Count and Add Worksheets
All About These 15 Worksheets
This series of Count and Add worksheets is an excellent resource for students who are learning to count and add in mathematics. These worksheets use pictures of physical objects, such as animals, food, and other objects in place of numbers to help students develop their counting and addition skills.
To solve the problems on the worksheets, students must first count the number of objects in each picture, and then add them together to find the total sum. The problems on the worksheets range from simple to more complex, with different numbers and objects in each picture to challenge and build upon the student’s counting and addition skills.
The worksheets also include space for students to write down their answers and show their work, allowing them to practice writing numbers and developing their basic arithmetic skills. This can help students build their confidence in addition and encourage them to work through the problems independently.
One of the benefits of using these Count and Add worksheets is that it provides students with a hands-on approach to learning addition. By using pictures of physical objects, students can develop a concrete understanding of the addition process and learn how to apply it to real-world scenarios.
Overall, this series of Count and Add worksheets is an effective tool for students who are learning addition in mathematics. By using pictures of physical objects and providing ample opportunities for practice, these worksheets can help students develop their addition skills and build a strong foundation for future mathematical concepts.
How Counting and Addition Operations Overlap
Counting is a fundamental skill that can be used as a foundation for learning to add. Here are some steps to help students use counting to learn addition:
- Understand number sequence – Ensure the student has a solid understanding of the number sequence (1, 2, 3, etc.) and can count forward and backward. This is essential for learning to add through counting.
- Start with small numbers – Begin with simple addition problems involving small numbers. For example, start with problems like 1+1, 1+2, or 2+3.
- Counting on – Teach the student the “counting on” method, where they start with the larger number in the addition problem and count up by the smaller number. For example, in 3+2, the student starts with 3 and then counts up two numbers: 4, 5. The last number counted is the sum.

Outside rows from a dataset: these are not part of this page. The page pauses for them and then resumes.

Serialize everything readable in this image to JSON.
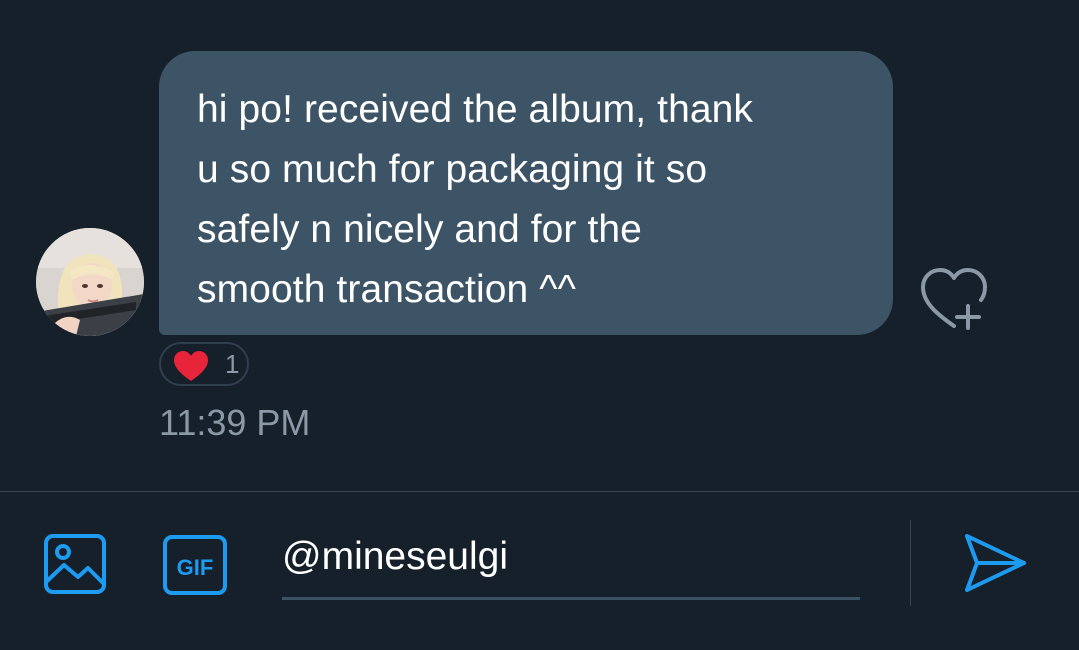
{
  "conversation": {
    "message": {
      "text": "hi po! received the album, thank\nu so much for packaging it so\nsafely n nicely and for the\nsmooth transaction ^^",
      "reaction_emoji": "red-heart",
      "reaction_count": "1",
      "time": "11:39 PM"
    },
    "avatar_icon": "user-avatar",
    "react_icon": "heart-plus-icon"
  },
  "composer": {
    "value": "@mineseulgi",
    "media_icon": "image-icon",
    "gif_icon": "gif-icon",
    "gif_label": "GIF",
    "send_icon": "send-icon"
  },
  "colors": {
    "background": "#15202b",
    "bubble": "#3d5466",
    "accent": "#1d9bf0",
    "muted_text": "#8b98a5",
    "heart": "#e8243b"
  }
}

- Use fingers – Encourage the student to use their fingers as a physical representation of the numbers. For example, when adding 3+2, they can hold up three fingers on one hand and two fingers on the other, and then count the total number of fingers held up.
- Use physical objects – Provide the student with manipulatives or everyday objects (such as beads, blocks, or coins) to represent the numbers being added. They can count the objects to find the sum. This helps create a visual and tactile connection to the addition process.
- Practice with number lines – Introduce number lines as a visual aid for counting. The student can start at the larger number on the number line and then move along the line by the smaller number, counting as they go, to find the sum.
- Gradually increase difficulty – As the student becomes more comfortable with counting to add smaller numbers, gradually increase the difficulty by introducing larger numbers and more complex addition problems.
- Reinforce learning with games and activities – Use games, puzzles, and activities that involve counting and addition to reinforce learning and make the process enjoyable. This can help motivate the student and improve their retention of the concepts.
- Encourage mental math – Once the student is comfortable with counting and addition, encourage them to practice mental math by finding sums without the help of physical objects or number lines.
Using counting as a basis for learning to add can help students build a strong foundation in basic arithmetic. By gradually increasing the difficulty and incorporating various methods, students can develop their addition skills and progress to more advanced mathematical concepts.